International Transmission Says "Loop Flow" Caused Grid Collapse

Nov 04, 2003

Novi, Mich., November 5, 2003 - International Transmission Company endorses today's report from the Michigan Public Service Commission on its investigation into the blackout of August 14 and particularly its explanation of the role of the initial power surges (i.e., loop flow) through Michigan to Ohio.

"I commend the Michigan Public Service Commission for a thorough and timely review and analysis," said Joseph Welch, President and CEO, International Transmission Company. "There is almost no question about the timing and sequence of events that resulted in the blackout," said Welch. "Problems in northern Ohio led to line outages that caused the massive 2,000 megawatt surge of power and the accompanying voltage drop that led to the collapse of the system."

Electric power flows according to the path of least resistance. However, electric transactions are scheduled from one specific location to another without regard to the actual flow of energy. Loop flow results from the effect of those unscheduled flows.
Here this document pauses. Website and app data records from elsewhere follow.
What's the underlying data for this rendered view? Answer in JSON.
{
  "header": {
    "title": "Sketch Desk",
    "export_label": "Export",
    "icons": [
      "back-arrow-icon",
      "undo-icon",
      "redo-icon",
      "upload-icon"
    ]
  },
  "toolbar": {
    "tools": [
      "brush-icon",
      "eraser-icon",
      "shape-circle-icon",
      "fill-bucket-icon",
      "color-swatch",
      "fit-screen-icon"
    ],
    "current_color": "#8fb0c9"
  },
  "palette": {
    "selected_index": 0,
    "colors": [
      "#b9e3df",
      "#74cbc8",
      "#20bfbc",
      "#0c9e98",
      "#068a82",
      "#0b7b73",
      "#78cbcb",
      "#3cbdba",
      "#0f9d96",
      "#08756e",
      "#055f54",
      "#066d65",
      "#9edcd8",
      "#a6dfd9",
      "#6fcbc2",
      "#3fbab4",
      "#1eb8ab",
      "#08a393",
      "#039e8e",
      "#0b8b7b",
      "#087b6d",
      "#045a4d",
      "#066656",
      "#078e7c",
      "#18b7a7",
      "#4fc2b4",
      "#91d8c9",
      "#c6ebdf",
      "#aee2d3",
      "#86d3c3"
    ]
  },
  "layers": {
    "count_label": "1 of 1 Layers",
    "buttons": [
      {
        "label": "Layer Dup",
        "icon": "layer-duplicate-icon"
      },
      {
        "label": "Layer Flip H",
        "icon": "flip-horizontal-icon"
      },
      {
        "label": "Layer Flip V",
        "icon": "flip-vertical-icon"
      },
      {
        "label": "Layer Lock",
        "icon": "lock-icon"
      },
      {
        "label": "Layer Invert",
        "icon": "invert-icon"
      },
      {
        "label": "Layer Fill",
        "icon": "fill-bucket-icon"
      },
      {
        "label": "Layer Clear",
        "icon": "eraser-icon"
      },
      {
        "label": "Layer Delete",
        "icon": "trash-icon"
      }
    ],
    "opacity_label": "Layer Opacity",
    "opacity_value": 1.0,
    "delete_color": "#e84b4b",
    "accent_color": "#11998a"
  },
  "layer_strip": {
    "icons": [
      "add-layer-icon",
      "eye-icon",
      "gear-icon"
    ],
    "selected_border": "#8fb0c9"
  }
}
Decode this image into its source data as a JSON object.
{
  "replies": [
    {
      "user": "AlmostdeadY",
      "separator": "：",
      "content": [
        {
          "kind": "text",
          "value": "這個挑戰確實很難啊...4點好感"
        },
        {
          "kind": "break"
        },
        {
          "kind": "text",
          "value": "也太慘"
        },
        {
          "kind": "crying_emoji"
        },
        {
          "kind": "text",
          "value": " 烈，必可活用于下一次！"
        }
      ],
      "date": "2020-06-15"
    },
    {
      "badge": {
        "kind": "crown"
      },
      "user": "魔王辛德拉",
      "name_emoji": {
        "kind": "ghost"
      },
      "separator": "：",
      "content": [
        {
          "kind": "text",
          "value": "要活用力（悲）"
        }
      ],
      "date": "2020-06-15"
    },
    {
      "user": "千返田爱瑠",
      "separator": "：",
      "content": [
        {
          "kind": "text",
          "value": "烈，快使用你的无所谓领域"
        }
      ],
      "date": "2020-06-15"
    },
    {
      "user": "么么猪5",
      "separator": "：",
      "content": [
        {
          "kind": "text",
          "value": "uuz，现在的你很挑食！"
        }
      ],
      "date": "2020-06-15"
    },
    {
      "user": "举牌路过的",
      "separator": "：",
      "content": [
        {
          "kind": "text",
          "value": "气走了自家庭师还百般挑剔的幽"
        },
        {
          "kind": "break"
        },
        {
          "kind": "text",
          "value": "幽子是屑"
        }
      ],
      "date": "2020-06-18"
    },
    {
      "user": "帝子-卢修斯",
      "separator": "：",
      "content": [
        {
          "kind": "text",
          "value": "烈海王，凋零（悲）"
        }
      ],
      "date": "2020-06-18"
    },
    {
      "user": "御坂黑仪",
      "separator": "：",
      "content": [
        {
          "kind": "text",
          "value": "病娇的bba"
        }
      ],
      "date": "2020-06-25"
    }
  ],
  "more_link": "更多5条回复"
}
In this case, when the lines in Ohio disconnected, the electricity found a path across the state of Michigan and back into Ohio.

International Transmission's Michigan Electric Power Coordination Center in Ann Arbor precisely tracked the amount of power flowing into and out of Michigan. Using its Disturbance Storage and Logger (DSL), an automated computerized system, International Transmission was able to collect comprehensive data in two-second increments on power flows, loads, generating plant output, line outages and other critical factors.

"Our DSL showed that the timing and sequence of events that day and clearly demonstrated that the power increase entering Michigan was in response to demand from Ohio." Welch said.

"One of the underlying deficiencies was an almost utter lack of communications between transmission jurisdictions. With even a short notice of problems, there were steps we could have taken. In addition to investing in upgrading the transmission infrastructure, we need mandatory, enforceable reliability standards." Welch said.

International Transmission Co.
Anne Jinks

Franco Public Relations Group
Fred Zosel